IE 11 is not supported. For an optimal experience visit our site on another browser.

Minnesota judge strikes down numerous state abortion restrictions

The judge found that several of the laws, which were enacted over decades, violated the Minnesota Constitution.
Hillary Oppmann, center, wears a costume referring to "The Handmaids Tale" at a vigil held by UnRestrict Minnesota, ACLU-MN and partners outside the federal courthouse in Minneapolis on June 24, the day the Supreme Court overturned Roe v. Wade.Erica Dischino / Star Tribune via AP

A judge in Minnesota struck down several state laws restricting access to abortions Monday, finding they violated the state's constitution.

In a 140-page ruling, state District Judge Thomas Gilligan of Ramsey County issued a permanent injunction blocking a variety of restrictions, including a 24-hour waiting period and a requirement that only doctors perform the procedure. He said they run afoul of a 1995 state Supreme Court ruling that abortion is protected under the Minnesota Constitution.

Gilligan, who has presided over the case for three years, wrote that "this court concludes that Minnesota abortion laws relating to mandated physician care, hospitalization, criminalization, parental notification, and informed consent are unconstitutional."

He found that the "laws violate the right to privacy because they infringe upon the fundamental right under the Minnesota Constitution to access abortion care and do not withstand strict scrutiny,” adding: “The parental notification law violates the guarantee of equal protection for the same reasons. The informed consent law also violates the right to free speech under the Minnesota Constitution, because it is misleading and confusing, and does not withstand intermediate scrutiny. Accordingly, this court is declaring those laws unconstitutional."

The case dealt with numerous laws enacted in recent decades.
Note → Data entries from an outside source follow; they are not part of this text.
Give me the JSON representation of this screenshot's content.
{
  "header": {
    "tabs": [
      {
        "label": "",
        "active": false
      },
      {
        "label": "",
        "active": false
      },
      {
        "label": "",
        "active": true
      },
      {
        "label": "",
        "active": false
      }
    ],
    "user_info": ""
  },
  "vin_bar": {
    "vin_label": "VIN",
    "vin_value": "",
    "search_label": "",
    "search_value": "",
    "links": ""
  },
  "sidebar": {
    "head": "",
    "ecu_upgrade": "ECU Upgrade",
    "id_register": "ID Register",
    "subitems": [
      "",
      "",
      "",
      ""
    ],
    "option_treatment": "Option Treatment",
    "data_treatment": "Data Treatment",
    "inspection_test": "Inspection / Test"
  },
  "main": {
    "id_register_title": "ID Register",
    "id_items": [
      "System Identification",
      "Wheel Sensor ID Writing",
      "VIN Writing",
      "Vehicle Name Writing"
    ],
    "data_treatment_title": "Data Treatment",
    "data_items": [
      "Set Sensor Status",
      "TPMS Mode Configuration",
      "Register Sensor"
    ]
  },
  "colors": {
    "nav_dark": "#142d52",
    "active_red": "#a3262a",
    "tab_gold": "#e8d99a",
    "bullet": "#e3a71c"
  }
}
The lawsuit and the judge’s ruling are separate from the recent U.S. Supreme Court decision overturning Roe v. Wade.

Still, the ruling comes as a number of other states have enacted severe restrictions or bans in the wake of the U.S. Supreme Court decision on June 24.
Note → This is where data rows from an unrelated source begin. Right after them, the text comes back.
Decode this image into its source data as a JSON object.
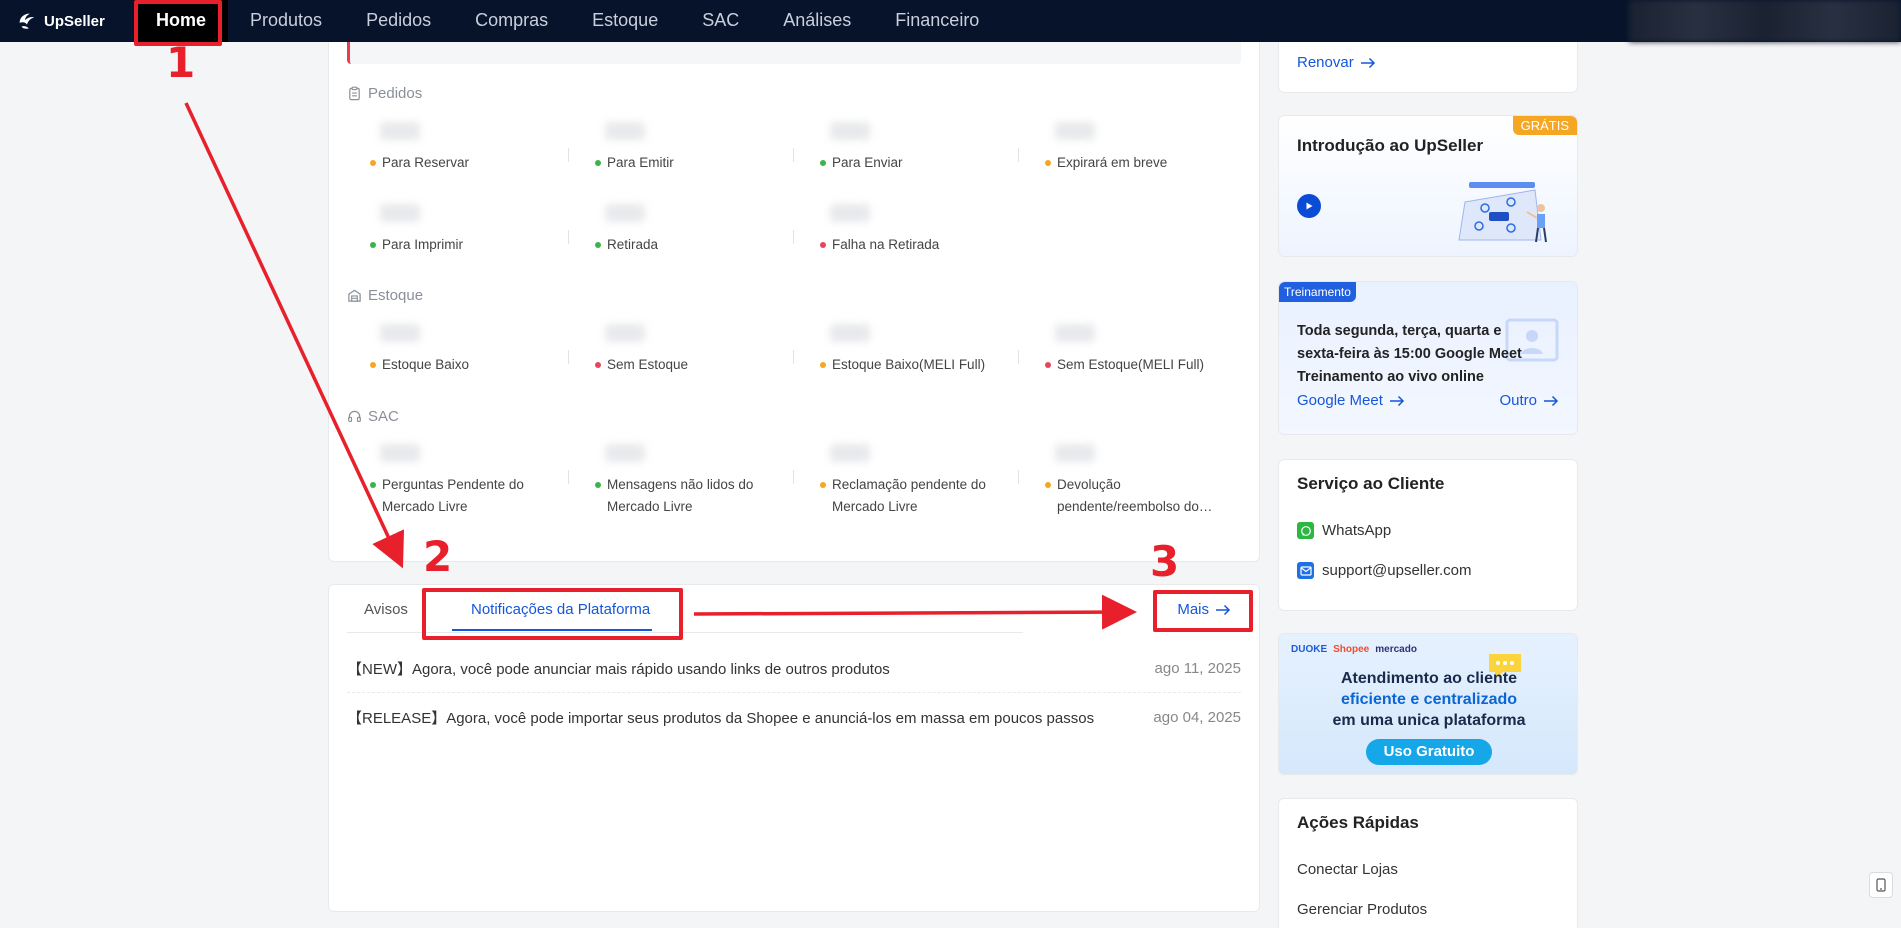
{
  "nav": {
    "brand": "UpSeller",
    "items": [
      {
        "label": "Home",
        "active": true
      },
      {
        "label": "Produtos"
      },
      {
        "label": "Pedidos"
      },
      {
        "label": "Compras"
      },
      {
        "label": "Estoque"
      },
      {
        "label": "SAC"
      },
      {
        "label": "Análises"
      },
      {
        "label": "Financeiro"
      }
    ]
  },
  "sections": {
    "pedidos": {
      "title": "Pedidos",
      "items": [
        "Para Reservar",
        "Para Emitir",
        "Para Enviar",
        "Expirará em breve",
        "Para Imprimir",
        "Retirada",
        "Falha na Retirada"
      ]
    },
    "estoque": {
      "title": "Estoque",
      "items": [
        "Estoque Baixo",
        "Sem Estoque",
        "Estoque Baixo(MELI Full)",
        "Sem Estoque(MELI Full)"
      ]
    },
    "sac": {
      "title": "SAC",
      "items": [
        [
          "Perguntas Pendente do",
          "Mercado Livre"
        ],
        [
          "Mensagens não lidos do",
          "Mercado Livre"
        ],
        [
          "Reclamação pendente do",
          "Mercado Livre"
        ],
        [
          "Devolução",
          "pendente/reembolso do…"
        ]
      ]
    }
  },
  "colors": {
    "orange": "#f5a623",
    "green": "#3bb44a",
    "red": "#e8455a",
    "blue": "#1557d9",
    "annotation": "#e8202b"
  },
  "notices": {
    "tabs": [
      "Avisos",
      "Notificações da Plataforma"
    ],
    "more": "Mais",
    "items": [
      {
        "title": "【NEW】Agora, você pode anunciar mais rápido usando links de outros produtos",
        "date": "ago 11, 2025"
      },
      {
        "title": "【RELEASE】Agora, você pode importar seus produtos da Shopee e anunciá-los em massa em poucos passos",
        "date": "ago 04, 2025"
      }
    ]
  },
  "right": {
    "renew": "Renovar",
    "intro": {
      "badge": "GRÁTIS",
      "title": "Introdução ao UpSeller"
    },
    "training": {
      "badge": "Treinamento",
      "lines": [
        "Toda segunda, terça, quarta e",
        "sexta-feira às 15:00 Google Meet",
        "Treinamento ao vivo online"
      ],
      "link1": "Google Meet",
      "link2": "Outro"
    },
    "service": {
      "title": "Serviço ao Cliente",
      "whatsapp": "WhatsApp",
      "email": "support@upseller.com"
    },
    "promo": {
      "brands": [
        "DUOKE",
        "Shopee",
        "mercado"
      ],
      "line1": "Atendimento ao cliente",
      "line2": "eficiente e centralizado",
      "line3": "em uma unica plataforma",
      "button": "Uso Gratuito"
    },
    "quick": {
      "title": "Ações Rápidas",
      "items": [
        "Conectar Lojas",
        "Gerenciar Produtos"
      ]
    }
  },
  "annotations": [
    "1",
    "2",
    "3"
  ]
}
Shayla Walker, the executive director of Our Justice, one of the plaintiffs in the Minnesota case, hailed Monday's ruling.

"In light of the Supreme Court overturning Roe v. Wade, every piece of red tape matters for Minnesotans and people traveling to Minnesota for abortion care. Today’s ruling is an important step toward making abortion accessible to everyone who needs it,” Walker said in a statement.

House Minority Leader Kurt Daudt, a Republican, urged state Attorney General Keith Ellison to appeal the ruling, which he said in a statement "will put lives at risk by allowing non-physicians to perform abortions and second or third trimester abortions to be performed in non-medical settings."

“Republicans will continue to defend common-sense pro-life laws that protect the health and safety of mothers, and work to overturn this reckless decision that puts mothers’ lives at risk,” Daudt added.

Ellison, a Democrat, said in a statement: “My team and I are reviewing the 140-page decision and are beginning to consult with our clients about any next steps. It’s clear Judge Gilligan, who has had this case for three years, has put much thought into this decision that he clearly did not take lightly.”